Interface dataset entries:
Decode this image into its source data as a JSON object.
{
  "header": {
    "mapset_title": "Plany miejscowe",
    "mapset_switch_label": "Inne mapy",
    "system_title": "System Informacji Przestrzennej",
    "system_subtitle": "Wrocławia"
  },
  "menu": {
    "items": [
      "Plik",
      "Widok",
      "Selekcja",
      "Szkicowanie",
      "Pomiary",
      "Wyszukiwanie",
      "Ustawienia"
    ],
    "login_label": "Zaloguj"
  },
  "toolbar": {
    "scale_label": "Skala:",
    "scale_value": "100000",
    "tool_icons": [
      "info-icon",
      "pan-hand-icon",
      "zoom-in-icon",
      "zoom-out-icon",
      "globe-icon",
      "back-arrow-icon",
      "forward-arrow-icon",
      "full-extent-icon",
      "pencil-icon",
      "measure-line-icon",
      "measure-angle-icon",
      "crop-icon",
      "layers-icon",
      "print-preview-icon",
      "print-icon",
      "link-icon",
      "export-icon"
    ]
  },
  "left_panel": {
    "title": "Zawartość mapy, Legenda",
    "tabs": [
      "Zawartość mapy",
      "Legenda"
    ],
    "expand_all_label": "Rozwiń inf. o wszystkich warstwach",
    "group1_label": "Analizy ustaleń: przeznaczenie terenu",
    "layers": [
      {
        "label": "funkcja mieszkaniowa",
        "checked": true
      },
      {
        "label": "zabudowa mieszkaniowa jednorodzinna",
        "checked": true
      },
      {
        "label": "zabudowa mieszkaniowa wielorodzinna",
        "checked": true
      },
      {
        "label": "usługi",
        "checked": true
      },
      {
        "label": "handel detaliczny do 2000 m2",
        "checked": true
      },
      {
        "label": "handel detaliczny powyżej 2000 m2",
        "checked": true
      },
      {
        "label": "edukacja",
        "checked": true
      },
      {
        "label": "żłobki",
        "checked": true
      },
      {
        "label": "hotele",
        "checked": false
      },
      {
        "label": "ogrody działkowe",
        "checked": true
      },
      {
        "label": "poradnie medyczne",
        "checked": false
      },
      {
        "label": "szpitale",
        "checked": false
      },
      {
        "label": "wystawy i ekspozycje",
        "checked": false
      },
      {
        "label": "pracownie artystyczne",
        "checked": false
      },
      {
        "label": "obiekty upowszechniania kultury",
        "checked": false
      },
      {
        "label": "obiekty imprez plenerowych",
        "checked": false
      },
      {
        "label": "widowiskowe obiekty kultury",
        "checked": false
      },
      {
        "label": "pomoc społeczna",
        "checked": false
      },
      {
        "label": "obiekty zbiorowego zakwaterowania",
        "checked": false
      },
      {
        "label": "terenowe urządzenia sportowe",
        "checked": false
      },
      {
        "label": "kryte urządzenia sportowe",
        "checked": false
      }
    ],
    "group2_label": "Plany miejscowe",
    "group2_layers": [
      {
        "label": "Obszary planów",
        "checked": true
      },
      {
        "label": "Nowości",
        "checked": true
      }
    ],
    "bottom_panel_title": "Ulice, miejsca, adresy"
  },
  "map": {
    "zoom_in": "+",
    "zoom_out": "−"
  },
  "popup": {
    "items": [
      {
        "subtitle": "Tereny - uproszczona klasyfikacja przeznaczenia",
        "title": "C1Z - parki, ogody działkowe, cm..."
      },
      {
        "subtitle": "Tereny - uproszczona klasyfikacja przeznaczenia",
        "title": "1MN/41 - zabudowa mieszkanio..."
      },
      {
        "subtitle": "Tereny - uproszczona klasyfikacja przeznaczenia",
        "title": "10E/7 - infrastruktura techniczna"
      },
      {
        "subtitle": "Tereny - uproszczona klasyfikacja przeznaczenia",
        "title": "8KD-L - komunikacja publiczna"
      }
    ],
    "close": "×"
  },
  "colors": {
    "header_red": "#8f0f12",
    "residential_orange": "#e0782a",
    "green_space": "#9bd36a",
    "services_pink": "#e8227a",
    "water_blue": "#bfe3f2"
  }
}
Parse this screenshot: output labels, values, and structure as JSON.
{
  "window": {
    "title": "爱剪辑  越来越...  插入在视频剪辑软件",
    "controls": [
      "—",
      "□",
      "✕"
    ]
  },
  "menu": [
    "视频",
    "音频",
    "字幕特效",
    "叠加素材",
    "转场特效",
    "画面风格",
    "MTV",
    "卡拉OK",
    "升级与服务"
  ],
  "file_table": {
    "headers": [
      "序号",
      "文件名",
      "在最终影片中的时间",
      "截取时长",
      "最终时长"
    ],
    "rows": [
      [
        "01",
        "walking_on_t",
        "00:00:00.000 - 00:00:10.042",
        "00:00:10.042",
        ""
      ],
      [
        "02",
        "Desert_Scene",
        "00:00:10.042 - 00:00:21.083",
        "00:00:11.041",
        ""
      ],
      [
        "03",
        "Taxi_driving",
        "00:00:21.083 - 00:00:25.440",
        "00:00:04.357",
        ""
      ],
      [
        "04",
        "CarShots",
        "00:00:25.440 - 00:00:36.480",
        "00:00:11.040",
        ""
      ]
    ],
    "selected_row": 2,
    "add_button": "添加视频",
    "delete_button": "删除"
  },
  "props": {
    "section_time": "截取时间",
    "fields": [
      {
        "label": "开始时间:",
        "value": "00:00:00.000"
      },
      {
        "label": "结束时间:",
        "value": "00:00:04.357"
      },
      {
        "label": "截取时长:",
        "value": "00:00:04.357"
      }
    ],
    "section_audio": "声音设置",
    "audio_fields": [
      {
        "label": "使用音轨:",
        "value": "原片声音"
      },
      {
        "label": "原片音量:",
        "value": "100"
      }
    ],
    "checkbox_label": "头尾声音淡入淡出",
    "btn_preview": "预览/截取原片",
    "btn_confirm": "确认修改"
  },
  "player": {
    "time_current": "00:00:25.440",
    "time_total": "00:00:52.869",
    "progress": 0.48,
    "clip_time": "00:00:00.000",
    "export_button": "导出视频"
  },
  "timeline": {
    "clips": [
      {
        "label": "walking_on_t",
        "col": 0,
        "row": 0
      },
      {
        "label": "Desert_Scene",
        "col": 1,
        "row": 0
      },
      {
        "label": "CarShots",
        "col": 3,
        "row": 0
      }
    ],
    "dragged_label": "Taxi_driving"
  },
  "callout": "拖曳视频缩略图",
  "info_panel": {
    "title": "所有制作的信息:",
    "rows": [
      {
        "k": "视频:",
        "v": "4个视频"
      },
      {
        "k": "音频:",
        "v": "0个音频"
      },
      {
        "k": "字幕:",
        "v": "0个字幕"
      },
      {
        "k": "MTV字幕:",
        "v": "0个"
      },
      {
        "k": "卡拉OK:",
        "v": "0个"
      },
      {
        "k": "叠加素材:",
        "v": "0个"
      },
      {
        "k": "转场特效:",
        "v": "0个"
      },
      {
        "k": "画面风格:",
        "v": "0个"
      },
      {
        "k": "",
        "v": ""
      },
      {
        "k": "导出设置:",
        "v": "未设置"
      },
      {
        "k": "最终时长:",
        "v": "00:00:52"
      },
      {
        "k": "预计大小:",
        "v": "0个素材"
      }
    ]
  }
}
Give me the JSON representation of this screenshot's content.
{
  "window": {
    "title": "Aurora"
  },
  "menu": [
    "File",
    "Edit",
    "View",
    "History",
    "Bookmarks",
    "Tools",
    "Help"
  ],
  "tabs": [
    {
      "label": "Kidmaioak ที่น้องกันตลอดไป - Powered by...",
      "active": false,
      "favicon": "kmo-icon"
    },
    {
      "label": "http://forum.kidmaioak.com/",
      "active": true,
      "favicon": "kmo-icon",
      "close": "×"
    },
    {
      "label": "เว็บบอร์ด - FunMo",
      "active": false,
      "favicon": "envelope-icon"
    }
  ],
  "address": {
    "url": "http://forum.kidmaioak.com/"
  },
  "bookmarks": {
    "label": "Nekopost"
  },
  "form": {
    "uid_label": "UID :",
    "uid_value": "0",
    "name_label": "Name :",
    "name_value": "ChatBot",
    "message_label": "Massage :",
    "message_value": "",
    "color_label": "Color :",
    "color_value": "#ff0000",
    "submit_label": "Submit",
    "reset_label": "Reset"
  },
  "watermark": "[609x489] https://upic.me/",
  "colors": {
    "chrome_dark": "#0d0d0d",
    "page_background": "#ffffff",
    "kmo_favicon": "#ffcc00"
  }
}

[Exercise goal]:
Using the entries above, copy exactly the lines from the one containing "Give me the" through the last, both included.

[Response to the task]:
Give me the JSON representation of this screenshot's content.
{
  "window": {
    "title": "Aurora"
  },
  "menu": [
    "File",
    "Edit",
    "View",
    "History",
    "Bookmarks",
    "Tools",
    "Help"
  ],
  "tabs": [
    {
      "label": "Kidmaioak ที่น้องกันตลอดไป - Powered by...",
      "active": false,
      "favicon": "kmo-icon"
    },
    {
      "label": "http://forum.kidmaioak.com/",
      "active": true,
      "favicon": "kmo-icon",
      "close": "×"
    },
    {
      "label": "เว็บบอร์ด - FunMo",
      "active": false,
      "favicon": "envelope-icon"
    }
  ],
  "address": {
    "url": "http://forum.kidmaioak.com/"
  },
  "bookmarks": {
    "label": "Nekopost"
  },
  "form": {
    "uid_label": "UID :",
    "uid_value": "0",
    "name_label": "Name :",
    "name_value": "ChatBot",
    "message_label": "Massage :",
    "message_value": "",
    "color_label": "Color :",
    "color_value": "#ff0000",
    "submit_label": "Submit",
    "reset_label": "Reset"
  },
  "watermark": "[609x489] https://upic.me/",
  "colors": {
    "chrome_dark": "#0d0d0d",
    "page_background": "#ffffff",
    "kmo_favicon": "#ffcc00"
  }
}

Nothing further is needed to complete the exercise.